━━━ Exercise input ━━━

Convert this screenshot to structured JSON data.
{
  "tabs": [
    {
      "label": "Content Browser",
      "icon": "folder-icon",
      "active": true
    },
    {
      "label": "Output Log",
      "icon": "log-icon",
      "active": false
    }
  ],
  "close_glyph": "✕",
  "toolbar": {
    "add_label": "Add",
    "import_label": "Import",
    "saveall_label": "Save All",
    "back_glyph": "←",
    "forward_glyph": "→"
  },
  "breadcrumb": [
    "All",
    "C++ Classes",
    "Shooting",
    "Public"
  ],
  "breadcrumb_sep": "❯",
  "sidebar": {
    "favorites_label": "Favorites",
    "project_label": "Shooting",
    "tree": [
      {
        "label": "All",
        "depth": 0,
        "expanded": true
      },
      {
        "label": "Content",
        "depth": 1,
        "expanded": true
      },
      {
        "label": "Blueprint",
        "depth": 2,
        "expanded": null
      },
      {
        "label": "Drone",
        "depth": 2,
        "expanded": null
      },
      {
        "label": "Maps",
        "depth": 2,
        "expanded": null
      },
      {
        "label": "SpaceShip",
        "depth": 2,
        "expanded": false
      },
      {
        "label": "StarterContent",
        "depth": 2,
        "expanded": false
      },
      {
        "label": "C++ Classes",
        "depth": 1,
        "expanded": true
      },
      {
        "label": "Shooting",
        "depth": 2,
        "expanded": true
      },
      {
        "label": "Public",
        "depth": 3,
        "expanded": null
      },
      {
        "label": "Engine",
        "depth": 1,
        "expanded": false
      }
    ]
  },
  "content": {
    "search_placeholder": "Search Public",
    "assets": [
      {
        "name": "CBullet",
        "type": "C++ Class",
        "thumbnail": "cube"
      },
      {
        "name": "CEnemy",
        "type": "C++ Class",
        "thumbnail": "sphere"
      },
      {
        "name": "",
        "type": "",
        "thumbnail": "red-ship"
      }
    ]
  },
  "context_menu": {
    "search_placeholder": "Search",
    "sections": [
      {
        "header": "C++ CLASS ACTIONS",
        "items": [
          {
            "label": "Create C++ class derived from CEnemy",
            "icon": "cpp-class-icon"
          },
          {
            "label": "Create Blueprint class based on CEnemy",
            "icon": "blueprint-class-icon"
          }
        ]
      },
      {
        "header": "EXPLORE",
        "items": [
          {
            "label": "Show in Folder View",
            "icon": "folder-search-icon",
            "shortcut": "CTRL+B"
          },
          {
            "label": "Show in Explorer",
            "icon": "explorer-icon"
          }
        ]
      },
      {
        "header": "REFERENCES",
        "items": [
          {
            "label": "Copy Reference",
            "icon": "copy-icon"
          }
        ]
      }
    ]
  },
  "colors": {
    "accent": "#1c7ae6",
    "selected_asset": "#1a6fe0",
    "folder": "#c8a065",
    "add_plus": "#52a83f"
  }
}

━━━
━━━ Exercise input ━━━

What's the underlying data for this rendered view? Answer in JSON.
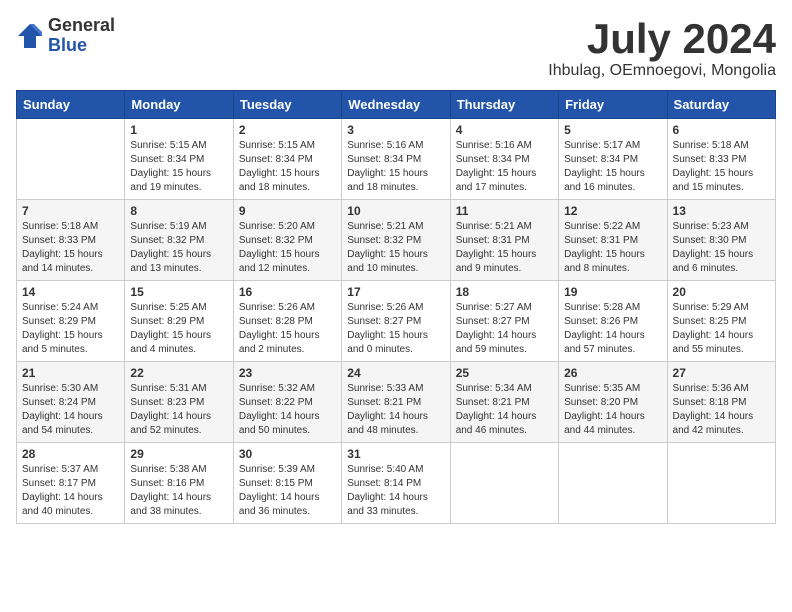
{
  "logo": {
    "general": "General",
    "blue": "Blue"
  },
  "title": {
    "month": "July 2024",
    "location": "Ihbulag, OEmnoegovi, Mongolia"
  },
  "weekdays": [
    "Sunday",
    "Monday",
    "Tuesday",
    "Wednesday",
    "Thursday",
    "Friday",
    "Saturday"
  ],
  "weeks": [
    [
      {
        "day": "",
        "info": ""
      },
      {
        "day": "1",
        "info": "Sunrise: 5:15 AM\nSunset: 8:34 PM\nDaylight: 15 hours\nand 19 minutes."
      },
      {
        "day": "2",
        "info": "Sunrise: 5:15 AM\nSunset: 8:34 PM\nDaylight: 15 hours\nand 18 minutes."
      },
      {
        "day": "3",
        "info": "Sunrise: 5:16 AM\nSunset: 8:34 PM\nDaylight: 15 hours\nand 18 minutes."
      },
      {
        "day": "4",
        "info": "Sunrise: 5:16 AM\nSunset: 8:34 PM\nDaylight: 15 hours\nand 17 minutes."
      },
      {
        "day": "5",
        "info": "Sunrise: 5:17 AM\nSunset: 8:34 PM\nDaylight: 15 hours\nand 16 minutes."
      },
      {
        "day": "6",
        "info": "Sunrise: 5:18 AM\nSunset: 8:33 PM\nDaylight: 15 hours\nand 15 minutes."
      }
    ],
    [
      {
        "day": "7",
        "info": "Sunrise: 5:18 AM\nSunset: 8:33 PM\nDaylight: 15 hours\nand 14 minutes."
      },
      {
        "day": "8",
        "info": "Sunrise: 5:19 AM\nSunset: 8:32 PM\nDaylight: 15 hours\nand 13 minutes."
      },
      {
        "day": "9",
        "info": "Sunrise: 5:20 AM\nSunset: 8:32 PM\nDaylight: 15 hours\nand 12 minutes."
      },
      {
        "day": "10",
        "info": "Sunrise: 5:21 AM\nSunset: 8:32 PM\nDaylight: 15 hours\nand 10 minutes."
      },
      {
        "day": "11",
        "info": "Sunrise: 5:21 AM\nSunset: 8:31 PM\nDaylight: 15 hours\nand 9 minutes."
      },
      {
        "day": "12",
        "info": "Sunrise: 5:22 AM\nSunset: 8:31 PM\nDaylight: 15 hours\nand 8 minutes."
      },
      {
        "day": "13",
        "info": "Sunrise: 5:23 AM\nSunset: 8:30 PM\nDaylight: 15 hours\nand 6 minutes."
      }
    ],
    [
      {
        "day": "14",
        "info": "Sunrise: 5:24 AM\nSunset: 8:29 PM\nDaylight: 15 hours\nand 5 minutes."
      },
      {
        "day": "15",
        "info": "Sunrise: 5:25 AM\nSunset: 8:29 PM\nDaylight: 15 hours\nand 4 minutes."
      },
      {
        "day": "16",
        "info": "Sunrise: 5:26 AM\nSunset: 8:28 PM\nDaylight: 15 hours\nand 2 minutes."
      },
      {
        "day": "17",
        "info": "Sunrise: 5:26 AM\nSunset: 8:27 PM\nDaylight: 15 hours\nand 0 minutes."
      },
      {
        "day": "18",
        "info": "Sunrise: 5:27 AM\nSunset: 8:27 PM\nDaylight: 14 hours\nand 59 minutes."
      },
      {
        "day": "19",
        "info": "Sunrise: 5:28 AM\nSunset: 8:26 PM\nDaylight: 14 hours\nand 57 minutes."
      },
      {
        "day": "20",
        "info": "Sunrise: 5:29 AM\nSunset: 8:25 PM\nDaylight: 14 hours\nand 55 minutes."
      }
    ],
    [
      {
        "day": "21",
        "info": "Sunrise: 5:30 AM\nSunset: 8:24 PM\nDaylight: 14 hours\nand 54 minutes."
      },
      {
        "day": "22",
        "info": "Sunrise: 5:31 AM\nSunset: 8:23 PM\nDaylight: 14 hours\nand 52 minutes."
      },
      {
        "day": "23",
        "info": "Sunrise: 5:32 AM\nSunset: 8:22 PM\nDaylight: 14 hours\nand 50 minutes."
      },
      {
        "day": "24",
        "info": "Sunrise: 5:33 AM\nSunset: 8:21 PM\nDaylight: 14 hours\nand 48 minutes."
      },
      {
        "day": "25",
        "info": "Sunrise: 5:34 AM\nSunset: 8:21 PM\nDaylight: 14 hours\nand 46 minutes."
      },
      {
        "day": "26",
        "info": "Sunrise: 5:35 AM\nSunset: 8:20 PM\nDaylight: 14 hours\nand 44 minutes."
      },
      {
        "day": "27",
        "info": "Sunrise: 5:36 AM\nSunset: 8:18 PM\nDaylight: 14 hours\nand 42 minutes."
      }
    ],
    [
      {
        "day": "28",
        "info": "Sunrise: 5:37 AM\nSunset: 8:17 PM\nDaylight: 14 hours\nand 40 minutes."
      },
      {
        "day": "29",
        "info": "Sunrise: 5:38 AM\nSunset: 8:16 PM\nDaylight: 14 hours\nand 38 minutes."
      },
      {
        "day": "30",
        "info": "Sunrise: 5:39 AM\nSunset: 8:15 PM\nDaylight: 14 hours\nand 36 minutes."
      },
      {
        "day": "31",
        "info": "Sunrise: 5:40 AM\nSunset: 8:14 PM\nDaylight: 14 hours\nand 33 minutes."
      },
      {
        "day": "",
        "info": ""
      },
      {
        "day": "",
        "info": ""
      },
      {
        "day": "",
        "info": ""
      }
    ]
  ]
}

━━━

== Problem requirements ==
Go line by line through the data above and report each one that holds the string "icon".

== Problem solution ==
      "icon": "folder-icon",
      "icon": "log-icon",
            "icon": "cpp-class-icon"
            "icon": "blueprint-class-icon"
            "icon": "folder-search-icon",
            "icon": "explorer-icon"
            "icon": "copy-icon"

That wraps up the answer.